● WHAT THE TASK ASKS
Number of lines below with the word "title": state it and write nothing more.

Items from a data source

------------

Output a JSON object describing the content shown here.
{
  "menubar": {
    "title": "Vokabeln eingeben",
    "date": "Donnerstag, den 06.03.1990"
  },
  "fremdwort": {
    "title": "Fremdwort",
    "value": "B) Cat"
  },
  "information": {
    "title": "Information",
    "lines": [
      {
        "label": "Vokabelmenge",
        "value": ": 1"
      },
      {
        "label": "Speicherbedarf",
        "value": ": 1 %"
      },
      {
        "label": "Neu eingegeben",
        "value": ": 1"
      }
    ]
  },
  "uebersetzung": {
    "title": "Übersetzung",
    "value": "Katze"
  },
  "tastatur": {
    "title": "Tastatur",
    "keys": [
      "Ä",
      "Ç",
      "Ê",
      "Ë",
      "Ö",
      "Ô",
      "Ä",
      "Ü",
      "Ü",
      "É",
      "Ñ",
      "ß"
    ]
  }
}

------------

● TASK SOLUTION
5